Cobb figures prominently in one of the greatest of the unsolved mysteries about Oswald’s trip to Mexico weeks before the assassination—whether he was in contact there with Cuban or Soviet agents who knew he had spoken openly about killing Kennedy, possibly as an act of retaliation for JFK’s efforts to overthrow Castro’s government. Previously declassified government files suggest that, at one point, Oswald marched into the Cuban embassy compound in Mexico City and announced loudly: “I’m going to kill Kennedy.”
According to other declassified files, Cobb reported to the CIA’s Mexico City station in October 1964, nearly a year after JFK’s assassination, that she had learned from a prominent Mexican writer and two other Mexican sources that they had all seen Oswald at a dance party during his trip the year before that was also attended by Cuban diplomats and others who had spoken openly of their hope that Kennedy would be assassinated.
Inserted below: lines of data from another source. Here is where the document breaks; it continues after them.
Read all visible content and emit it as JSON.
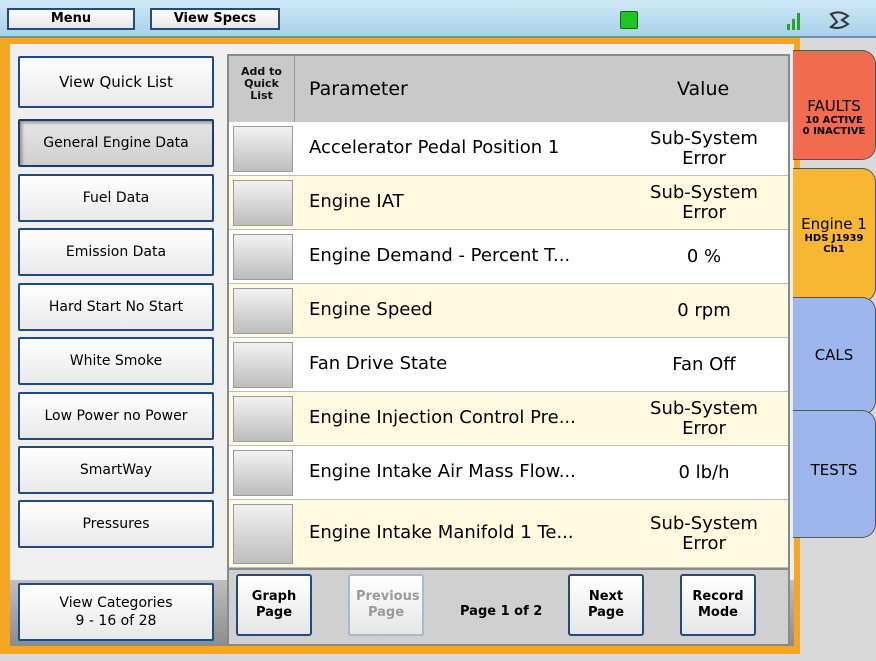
{
  "topbar": {
    "menu_label": "Menu",
    "view_specs_label": "View Specs",
    "status_color": "#21c521"
  },
  "sidebar": {
    "quick_list_label": "View Quick List",
    "categories": [
      {
        "label": "General Engine Data",
        "active": true
      },
      {
        "label": "Fuel Data",
        "active": false
      },
      {
        "label": "Emission Data",
        "active": false
      },
      {
        "label": "Hard Start No Start",
        "active": false
      },
      {
        "label": "White Smoke",
        "active": false
      },
      {
        "label": "Low Power no Power",
        "active": false
      },
      {
        "label": "SmartWay",
        "active": false
      },
      {
        "label": "Pressures",
        "active": false
      }
    ],
    "view_categories_line1": "View Categories",
    "view_categories_line2": "9 - 16 of 28"
  },
  "table": {
    "header_add": "Add to Quick List",
    "header_parameter": "Parameter",
    "header_value": "Value",
    "rows": [
      {
        "parameter": "Accelerator Pedal Position 1",
        "value": "Sub-System Error"
      },
      {
        "parameter": "Engine IAT",
        "value": "Sub-System Error"
      },
      {
        "parameter": "Engine Demand - Percent T...",
        "value": "0 %"
      },
      {
        "parameter": "Engine Speed",
        "value": "0 rpm"
      },
      {
        "parameter": "Fan Drive State",
        "value": "Fan Off"
      },
      {
        "parameter": "Engine Injection Control Pre...",
        "value": "Sub-System Error"
      },
      {
        "parameter": "Engine Intake Air Mass Flow...",
        "value": "0 lb/h"
      },
      {
        "parameter": "Engine Intake Manifold 1 Te...",
        "value": "Sub-System Error"
      }
    ]
  },
  "nav": {
    "graph_page": "Graph Page",
    "previous_page": "Previous Page",
    "page_info": "Page 1 of 2",
    "next_page": "Next Page",
    "record_mode": "Record Mode"
  },
  "tabs": {
    "faults_title": "FAULTS",
    "faults_active": "10 ACTIVE",
    "faults_inactive": "0 INACTIVE",
    "engine_title": "Engine 1",
    "engine_sub1": "HDS J1939",
    "engine_sub2": "Ch1",
    "cals_title": "CALS",
    "tests_title": "TESTS",
    "faults_color": "#f26b4f",
    "engine_color": "#f7b733",
    "cals_color": "#9db6ee",
    "tests_color": "#9db6ee"
  }
}
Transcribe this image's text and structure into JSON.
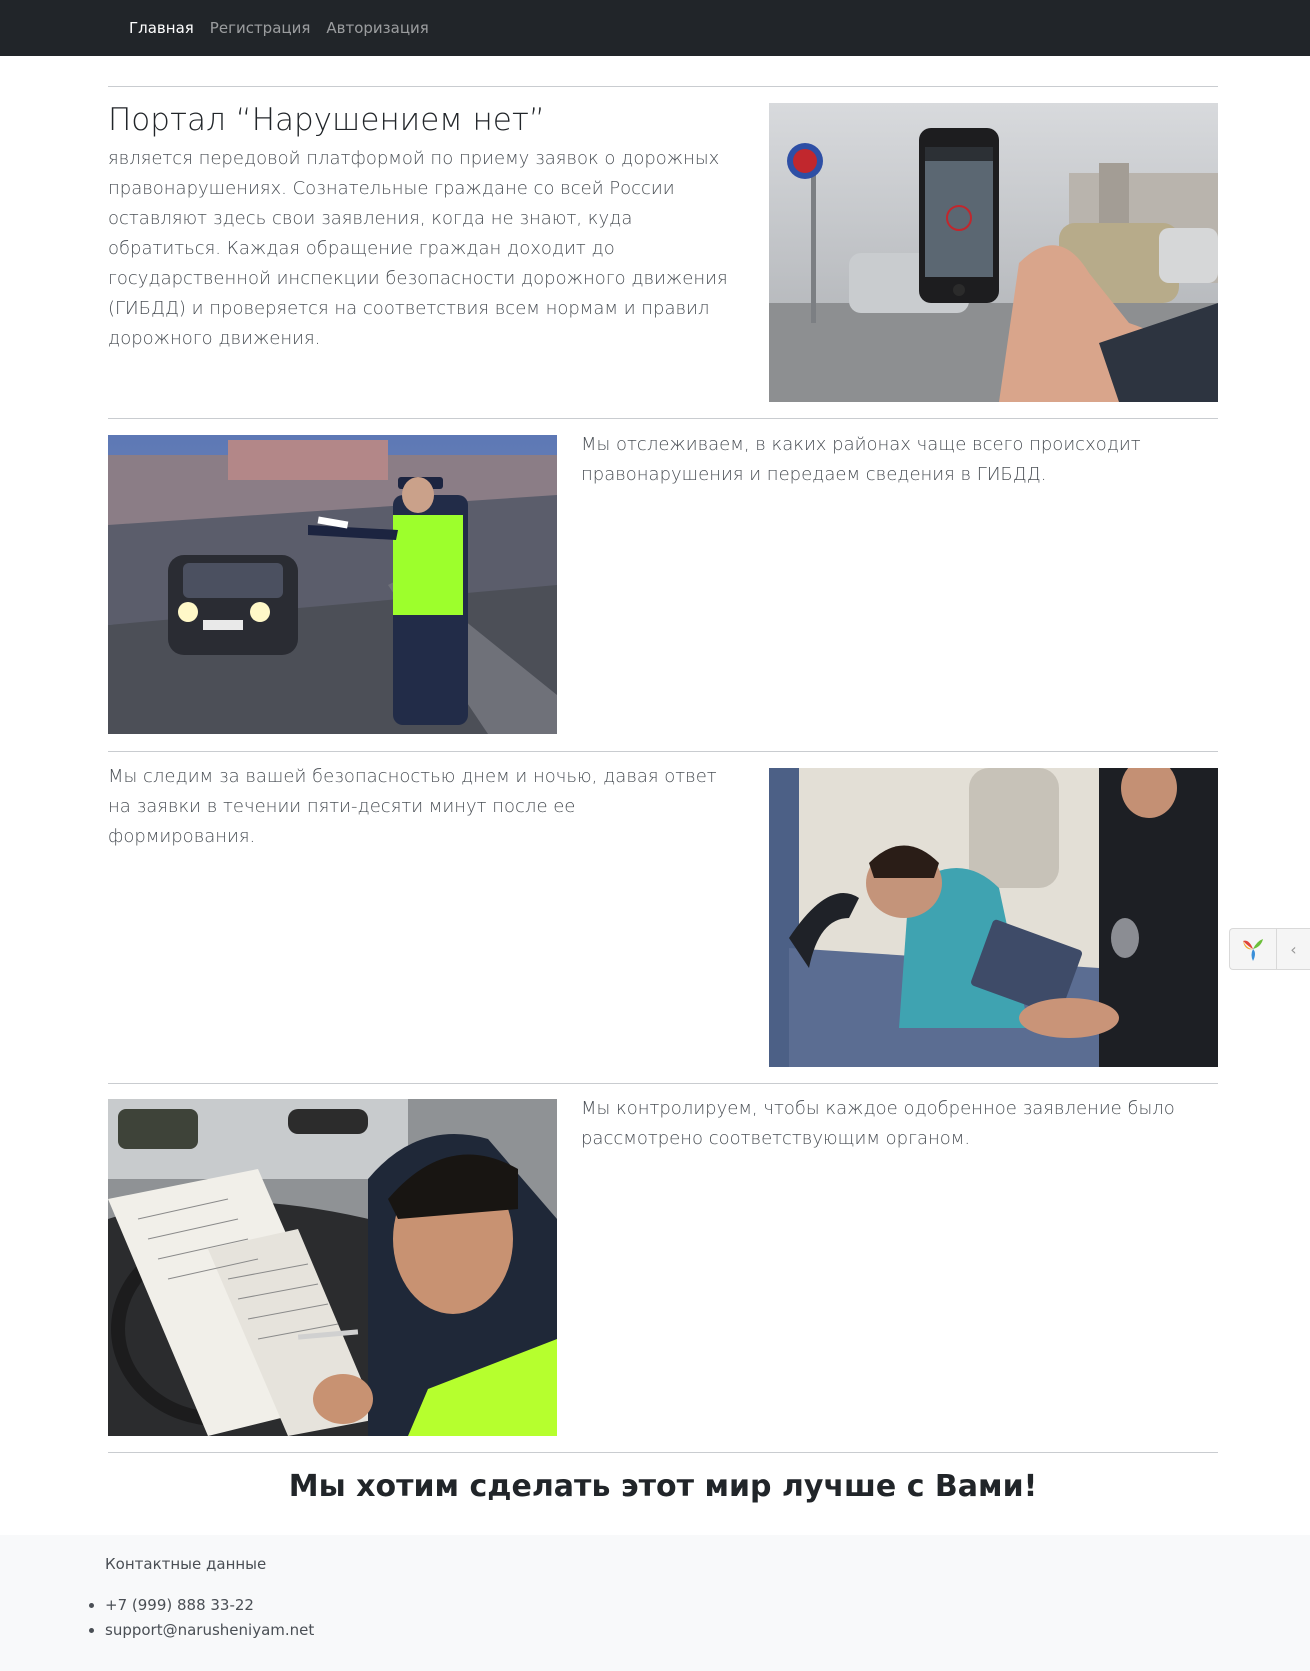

Cobb’s sources said Oswald had been at the party in the company of two other young American men, who appeared to be his traveling companions and whose identifies have never been established. The questions raised by Cobb’s reports were obvious: Had any of those people encouraged Oswald to murder JFK or offered to help him escape after the assassination? (Nothing in the previously released documents involving Cobb support theories that Castro personally ordered Kennedy’s death.)
The CIA’s Mexico City station, its files reveal, was determined to dismiss Cobb’s report, perhaps eager to have the official record show that Oswald was a lone wolf whose plans to kill Kennedy could never have been foiled by the spy agency’s officials. Cobb’s key witness, the Mexican novelist and playwright Elena Garro, was interviewed by the FBI, but the CIA disparaged her account, even though other witnesses would come forward to support it. Other leads offered by Cobb were never pursued. And in any case, by the time all of this came out, it was too late for the Warren Commission to act: Two weeks before Cobb’s information landed with her CIA handlers in Mexico, the commission had issued its final report in Washington and shut down its investigation.